Donna in VA


#9

We were very lucky in my studio. A few months ago, one of my
students bought a used bench shear he found at a used tool warehouse
that has “Chicago Steel Slitting Shear 1922” in raised letters on the
long steel handle. He had the 4 1/2 in. blades sharpened, and the
entire shear powder-coated “Barbie Pink” with shiny black bolt heads.
He donated it to our studio. Another of my students made a custom
sticker for it that says “BARBIE Dream Tool Collection” that makes it
look as if a life-sized Barbie actually had it in her Dream Workshop,
once upon a time.

It works beautifully, and when I tell a student to “cut it on the
Barbie Shear”, they know exactly where to go.

It’s a very macho tool…in a pink dress!

Jay Whaley


#10

I love my shear by Pepe Tools. Stoutly built and easy to use.

Emie


#11

I bought the 8" shear here, Mounted it on a raised wooden box on a
work bench. works fine.

Regards,
gail
www.gailwilliamsjewelry.com


#12

Yes, I bought one and didn’t like it. That round gizmo on the side
doesn’t come off and it makes it very difficult to line things up
accurately when you’re cutting. I’ll sell you mine if you want it.

Claudia


#13
That round gizmo on the side doesn't come off and it makes it very
difficult to line things up accurately when you're cutting. I'll
sell you mine if you want it. 

Claudia, the round thing on the side is on threads. If you don’t
like it, you can turn it and make it go higher and out of the way.
If you use it with larger sheets of metal it will help keep the
sheet steady and lined up when you screw it down so that it is just
barely touching the sheet.

Donna in VA


#14

Thanks for all your help.

Since I need a 12" my current leader is the Contenti Shear. I had a
talk with a Rio tech and he politely told me their shear might not
make me happy. I really appreciated the honesty!

Hope everyone is happy with their shears from Conteni, I really wish
I could find a used one that didn’t weigh 1000 lbs. and have a 36"
blade! That seems to be all I find at the myriad equipment sale
sights. I had one guy say “yeah, sounds like hobby stuff”.

Karen


#15

There are two shear threads going.
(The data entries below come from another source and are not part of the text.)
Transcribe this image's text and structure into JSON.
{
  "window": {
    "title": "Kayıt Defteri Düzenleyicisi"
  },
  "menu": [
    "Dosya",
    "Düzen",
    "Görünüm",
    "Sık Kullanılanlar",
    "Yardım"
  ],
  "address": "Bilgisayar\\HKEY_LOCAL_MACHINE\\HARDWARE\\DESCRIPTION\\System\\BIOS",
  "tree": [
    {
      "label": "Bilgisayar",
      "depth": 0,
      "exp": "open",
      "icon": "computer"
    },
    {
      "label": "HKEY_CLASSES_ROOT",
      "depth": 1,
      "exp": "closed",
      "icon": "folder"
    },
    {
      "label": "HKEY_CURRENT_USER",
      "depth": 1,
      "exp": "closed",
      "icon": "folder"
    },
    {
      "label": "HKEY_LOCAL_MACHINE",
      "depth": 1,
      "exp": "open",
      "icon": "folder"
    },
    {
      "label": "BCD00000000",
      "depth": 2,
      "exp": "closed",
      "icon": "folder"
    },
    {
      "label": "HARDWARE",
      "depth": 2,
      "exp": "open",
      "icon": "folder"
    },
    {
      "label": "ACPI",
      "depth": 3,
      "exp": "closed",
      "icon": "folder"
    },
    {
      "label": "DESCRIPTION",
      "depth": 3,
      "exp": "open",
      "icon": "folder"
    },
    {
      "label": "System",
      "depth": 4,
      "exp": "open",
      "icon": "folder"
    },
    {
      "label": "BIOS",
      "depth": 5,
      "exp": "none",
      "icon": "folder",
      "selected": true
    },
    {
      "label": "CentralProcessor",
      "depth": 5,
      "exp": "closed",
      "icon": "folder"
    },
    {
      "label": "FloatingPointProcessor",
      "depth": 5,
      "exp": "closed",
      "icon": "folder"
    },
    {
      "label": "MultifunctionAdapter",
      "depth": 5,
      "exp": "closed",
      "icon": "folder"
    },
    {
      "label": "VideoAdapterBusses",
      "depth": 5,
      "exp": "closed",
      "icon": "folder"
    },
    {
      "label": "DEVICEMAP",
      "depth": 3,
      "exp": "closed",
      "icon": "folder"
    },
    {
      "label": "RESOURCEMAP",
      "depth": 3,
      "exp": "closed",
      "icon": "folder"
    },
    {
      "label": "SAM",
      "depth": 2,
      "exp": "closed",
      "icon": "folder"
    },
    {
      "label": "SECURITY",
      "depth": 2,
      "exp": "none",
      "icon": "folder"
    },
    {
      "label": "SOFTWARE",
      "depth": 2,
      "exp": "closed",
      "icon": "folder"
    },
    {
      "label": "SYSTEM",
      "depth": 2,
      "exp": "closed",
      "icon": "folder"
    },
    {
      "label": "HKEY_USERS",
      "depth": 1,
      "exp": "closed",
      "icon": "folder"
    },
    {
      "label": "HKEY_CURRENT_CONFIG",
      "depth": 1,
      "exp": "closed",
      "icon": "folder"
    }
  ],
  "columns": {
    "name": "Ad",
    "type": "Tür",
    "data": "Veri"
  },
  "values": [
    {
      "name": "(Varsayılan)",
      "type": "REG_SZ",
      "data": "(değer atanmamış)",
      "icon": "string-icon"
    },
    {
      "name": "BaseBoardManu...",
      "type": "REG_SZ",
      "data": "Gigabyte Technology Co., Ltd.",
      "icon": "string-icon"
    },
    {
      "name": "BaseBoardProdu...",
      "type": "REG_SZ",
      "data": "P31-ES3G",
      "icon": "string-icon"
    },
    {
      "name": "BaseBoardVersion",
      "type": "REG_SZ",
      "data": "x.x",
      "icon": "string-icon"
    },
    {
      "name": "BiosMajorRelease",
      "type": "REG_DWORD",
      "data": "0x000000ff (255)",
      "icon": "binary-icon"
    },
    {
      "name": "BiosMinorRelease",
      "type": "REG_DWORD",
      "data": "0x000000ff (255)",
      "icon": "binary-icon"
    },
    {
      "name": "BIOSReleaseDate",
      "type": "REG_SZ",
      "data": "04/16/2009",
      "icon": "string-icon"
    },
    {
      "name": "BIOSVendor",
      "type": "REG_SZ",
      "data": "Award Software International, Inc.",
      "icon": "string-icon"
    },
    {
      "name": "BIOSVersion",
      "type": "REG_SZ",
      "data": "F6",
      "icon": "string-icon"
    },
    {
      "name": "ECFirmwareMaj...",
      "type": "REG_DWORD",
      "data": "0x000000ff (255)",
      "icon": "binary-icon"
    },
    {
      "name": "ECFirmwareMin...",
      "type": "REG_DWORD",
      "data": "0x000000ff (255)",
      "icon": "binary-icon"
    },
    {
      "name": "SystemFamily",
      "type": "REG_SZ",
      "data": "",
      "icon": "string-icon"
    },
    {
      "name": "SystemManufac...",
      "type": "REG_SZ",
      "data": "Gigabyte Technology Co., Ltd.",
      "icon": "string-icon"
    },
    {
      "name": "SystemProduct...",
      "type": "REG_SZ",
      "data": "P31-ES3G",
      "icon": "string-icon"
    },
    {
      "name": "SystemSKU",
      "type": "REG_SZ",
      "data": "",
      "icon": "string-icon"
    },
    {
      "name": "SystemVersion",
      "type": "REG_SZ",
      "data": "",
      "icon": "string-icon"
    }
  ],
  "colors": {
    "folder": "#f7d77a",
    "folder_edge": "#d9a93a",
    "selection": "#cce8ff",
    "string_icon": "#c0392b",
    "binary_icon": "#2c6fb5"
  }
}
I’ll repeat my note on the other
thread…

I don’t how you would use a shear but rather than buy a sheet metal
tool, consider a paper cutter. A paper cutter is a shear. A heavy
duty paper cutter is a heavy shear. Paper cutters are relatively
inexpensive but are shears.

I have one that is light duty and have used it for a long time. It
effectively shears 18 gage silver and has no problems at all with
thinner material leaving a good edge.

I would suggest testing one by finding a friend who has one and
testing it for proof of the pudding.;

Ben A Harris
MCAP Inc


#16
it works beautifully, and when I tell a student to "cut it on the
Barbie Shear", they know exactly where to go. 

Oh wow, please post a picture!

Elaine
http://www.CreativeTextureTools.com


#17

Elaine, There are photos of “Barbie Shear” on the web site,
whaleystudios.com. Jay’s student Pat has a quixotic sense of humor,
his hand designed Hydraulic Press, is an interesting Green with
Finials. It all sure beats industrial bland designs and colors.

Hugs,
Terrie


#18

Not long ago, less than a year, maybe, there was a long Orchid
discussion on how much some of us like our big, old, wooden-bodied
paper-cutters as metal shears.

Judy Bjorkman


#19

I am the happy owner of a Beverly shear which I use to cut large
pieces of metal The Beverly can cut straight lines, or curved. In
addition I havean inexpensive paper cutter which I use to cut fine
silver for bezels. I like to cut my own bezels as I can make the the
width and thickness that I desire Several years ago I got the idea
of using a paper cutter to cut bezels from one of the generous
posters on Orchid and am grateful to him/her for the suggestion.

Alma


#20

If only I cut something lighter than 18 gauge copper I would happily
use something lighter weight!

Maybe I’m going at this wrong…is there anyone who knows of a place
in Chicago area that might let me use a guillotine shear on
occasion.

I don’t have an “in” at a local college with one any more.

Karen